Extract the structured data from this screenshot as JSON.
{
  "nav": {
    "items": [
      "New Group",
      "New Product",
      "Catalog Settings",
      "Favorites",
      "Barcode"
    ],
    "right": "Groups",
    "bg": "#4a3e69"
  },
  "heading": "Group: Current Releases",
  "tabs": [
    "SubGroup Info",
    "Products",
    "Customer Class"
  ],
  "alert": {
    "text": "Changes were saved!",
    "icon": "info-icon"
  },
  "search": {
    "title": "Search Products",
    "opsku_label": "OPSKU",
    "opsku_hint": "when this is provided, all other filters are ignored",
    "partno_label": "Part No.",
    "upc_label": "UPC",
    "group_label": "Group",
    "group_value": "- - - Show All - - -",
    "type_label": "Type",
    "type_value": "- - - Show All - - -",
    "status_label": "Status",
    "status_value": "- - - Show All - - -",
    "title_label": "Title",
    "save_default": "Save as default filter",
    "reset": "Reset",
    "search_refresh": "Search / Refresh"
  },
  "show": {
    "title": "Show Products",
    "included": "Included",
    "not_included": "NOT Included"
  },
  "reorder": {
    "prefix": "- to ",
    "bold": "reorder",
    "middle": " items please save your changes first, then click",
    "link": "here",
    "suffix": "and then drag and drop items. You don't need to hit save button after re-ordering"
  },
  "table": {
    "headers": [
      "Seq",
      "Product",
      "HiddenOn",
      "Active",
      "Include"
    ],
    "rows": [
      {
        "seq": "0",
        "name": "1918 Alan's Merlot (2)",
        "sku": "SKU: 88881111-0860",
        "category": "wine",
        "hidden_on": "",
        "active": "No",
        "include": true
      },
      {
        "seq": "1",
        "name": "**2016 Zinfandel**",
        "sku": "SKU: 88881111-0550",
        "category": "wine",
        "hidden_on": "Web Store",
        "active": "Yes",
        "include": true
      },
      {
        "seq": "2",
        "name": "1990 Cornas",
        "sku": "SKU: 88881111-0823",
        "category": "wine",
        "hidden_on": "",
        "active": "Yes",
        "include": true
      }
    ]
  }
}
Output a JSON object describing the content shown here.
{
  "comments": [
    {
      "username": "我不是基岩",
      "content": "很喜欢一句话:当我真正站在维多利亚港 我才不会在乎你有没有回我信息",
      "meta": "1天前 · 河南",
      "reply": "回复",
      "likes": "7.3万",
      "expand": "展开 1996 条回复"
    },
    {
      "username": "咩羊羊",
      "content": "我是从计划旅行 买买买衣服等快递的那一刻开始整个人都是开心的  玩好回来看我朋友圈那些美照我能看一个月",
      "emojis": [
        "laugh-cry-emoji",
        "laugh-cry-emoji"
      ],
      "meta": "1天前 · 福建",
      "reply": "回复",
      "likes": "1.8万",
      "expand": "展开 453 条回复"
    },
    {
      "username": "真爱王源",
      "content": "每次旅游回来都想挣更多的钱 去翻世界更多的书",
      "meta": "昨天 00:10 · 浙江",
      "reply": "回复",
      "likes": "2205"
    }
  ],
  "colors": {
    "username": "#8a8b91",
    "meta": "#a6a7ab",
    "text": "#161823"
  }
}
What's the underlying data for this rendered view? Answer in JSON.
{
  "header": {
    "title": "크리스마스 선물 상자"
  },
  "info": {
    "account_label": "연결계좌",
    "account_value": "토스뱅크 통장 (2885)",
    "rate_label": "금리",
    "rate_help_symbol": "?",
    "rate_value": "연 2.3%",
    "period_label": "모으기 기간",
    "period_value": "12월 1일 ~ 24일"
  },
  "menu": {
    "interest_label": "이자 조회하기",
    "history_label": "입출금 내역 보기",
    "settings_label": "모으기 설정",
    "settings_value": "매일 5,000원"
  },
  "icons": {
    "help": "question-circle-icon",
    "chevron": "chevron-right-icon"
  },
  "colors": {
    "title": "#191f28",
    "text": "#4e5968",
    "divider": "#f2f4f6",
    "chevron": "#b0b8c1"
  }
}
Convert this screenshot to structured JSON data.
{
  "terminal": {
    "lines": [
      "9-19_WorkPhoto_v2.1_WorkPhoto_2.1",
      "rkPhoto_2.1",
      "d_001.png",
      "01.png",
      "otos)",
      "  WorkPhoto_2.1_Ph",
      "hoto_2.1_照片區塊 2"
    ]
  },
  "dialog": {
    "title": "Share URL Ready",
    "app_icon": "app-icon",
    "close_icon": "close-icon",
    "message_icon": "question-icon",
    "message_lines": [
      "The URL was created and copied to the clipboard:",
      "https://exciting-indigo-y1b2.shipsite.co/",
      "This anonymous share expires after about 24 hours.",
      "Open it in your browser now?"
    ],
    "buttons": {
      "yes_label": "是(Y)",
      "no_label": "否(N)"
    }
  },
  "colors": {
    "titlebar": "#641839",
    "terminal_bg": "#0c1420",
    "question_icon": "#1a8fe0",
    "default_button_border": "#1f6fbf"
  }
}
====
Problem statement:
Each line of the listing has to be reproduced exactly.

Expected answer:
Extract the structured data from this screenshot as JSON.
{
  "nav": {
    "items": [
      "New Group",
      "New Product",
      "Catalog Settings",
      "Favorites",
      "Barcode"
    ],
    "right": "Groups",
    "bg": "#4a3e69"
  },
  "heading": "Group: Current Releases",
  "tabs": [
    "SubGroup Info",
    "Products",
    "Customer Class"
  ],
  "alert": {
    "text": "Changes were saved!",
    "icon": "info-icon"
  },
  "search": {
    "title": "Search Products",
    "opsku_label": "OPSKU",
    "opsku_hint": "when this is provided, all other filters are ignored",
    "partno_label": "Part No.",
    "upc_label": "UPC",
    "group_label": "Group",
    "group_value": "- - - Show All - - -",
    "type_label": "Type",
    "type_value": "- - - Show All - - -",
    "status_label": "Status",
    "status_value": "- - - Show All - - -",
    "title_label": "Title",
    "save_default": "Save as default filter",
    "reset": "Reset",
    "search_refresh": "Search / Refresh"
  },
  "show": {
    "title": "Show Products",
    "included": "Included",
    "not_included": "NOT Included"
  },
  "reorder": {
    "prefix": "- to ",
    "bold": "reorder",
    "middle": " items please save your changes first, then click",
    "link": "here",
    "suffix": "and then drag and drop items. You don't need to hit save button after re-ordering"
  },
  "table": {
    "headers": [
      "Seq",
      "Product",
      "HiddenOn",
      "Active",
      "Include"
    ],
    "rows": [
      {
        "seq": "0",
        "name": "1918 Alan's Merlot (2)",
        "sku": "SKU: 88881111-0860",
        "category": "wine",
        "hidden_on": "",
        "active": "No",
        "include": true
      },
      {
        "seq": "1",
        "name": "**2016 Zinfandel**",
        "sku": "SKU: 88881111-0550",
        "category": "wine",
        "hidden_on": "Web Store",
        "active": "Yes",
        "include": true
      },
      {
        "seq": "2",
        "name": "1990 Cornas",
        "sku": "SKU: 88881111-0823",
        "category": "wine",
        "hidden_on": "",
        "active": "Yes",
        "include": true
      }
    ]
  }
}
Output a JSON object describing the content shown here.
{
  "comments": [
    {
      "username": "我不是基岩",
      "content": "很喜欢一句话:当我真正站在维多利亚港 我才不会在乎你有没有回我信息",
      "meta": "1天前 · 河南",
      "reply": "回复",
      "likes": "7.3万",
      "expand": "展开 1996 条回复"
    },
    {
      "username": "咩羊羊",
      "content": "我是从计划旅行 买买买衣服等快递的那一刻开始整个人都是开心的  玩好回来看我朋友圈那些美照我能看一个月",
      "emojis": [
        "laugh-cry-emoji",
        "laugh-cry-emoji"
      ],
      "meta": "1天前 · 福建",
      "reply": "回复",
      "likes": "1.8万",
      "expand": "展开 453 条回复"
    },
    {
      "username": "真爱王源",
      "content": "每次旅游回来都想挣更多的钱 去翻世界更多的书",
      "meta": "昨天 00:10 · 浙江",
      "reply": "回复",
      "likes": "2205"
    }
  ],
  "colors": {
    "username": "#8a8b91",
    "meta": "#a6a7ab",
    "text": "#161823"
  }
}
What's the underlying data for this rendered view? Answer in JSON.
{
  "header": {
    "title": "크리스마스 선물 상자"
  },
  "info": {
    "account_label": "연결계좌",
    "account_value": "토스뱅크 통장 (2885)",
    "rate_label": "금리",
    "rate_help_symbol": "?",
    "rate_value": "연 2.3%",
    "period_label": "모으기 기간",
    "period_value": "12월 1일 ~ 24일"
  },
  "menu": {
    "interest_label": "이자 조회하기",
    "history_label": "입출금 내역 보기",
    "settings_label": "모으기 설정",
    "settings_value": "매일 5,000원"
  },
  "icons": {
    "help": "question-circle-icon",
    "chevron": "chevron-right-icon"
  },
  "colors": {
    "title": "#191f28",
    "text": "#4e5968",
    "divider": "#f2f4f6",
    "chevron": "#b0b8c1"
  }
}
Convert this screenshot to structured JSON data.
{
  "terminal": {
    "lines": [
      "9-19_WorkPhoto_v2.1_WorkPhoto_2.1",
      "rkPhoto_2.1",
      "d_001.png",
      "01.png",
      "otos)",
      "  WorkPhoto_2.1_Ph",
      "hoto_2.1_照片區塊 2"
    ]
  },
  "dialog": {
    "title": "Share URL Ready",
    "app_icon": "app-icon",
    "close_icon": "close-icon",
    "message_icon": "question-icon",
    "message_lines": [
      "The URL was created and copied to the clipboard:",
      "https://exciting-indigo-y1b2.shipsite.co/",
      "This anonymous share expires after about 24 hours.",
      "Open it in your browser now?"
    ],
    "buttons": {
      "yes_label": "是(Y)",
      "no_label": "否(N)"
    }
  },
  "colors": {
    "titlebar": "#641839",
    "terminal_bg": "#0c1420",
    "question_icon": "#1a8fe0",
    "default_button_border": "#1f6fbf"
  }
}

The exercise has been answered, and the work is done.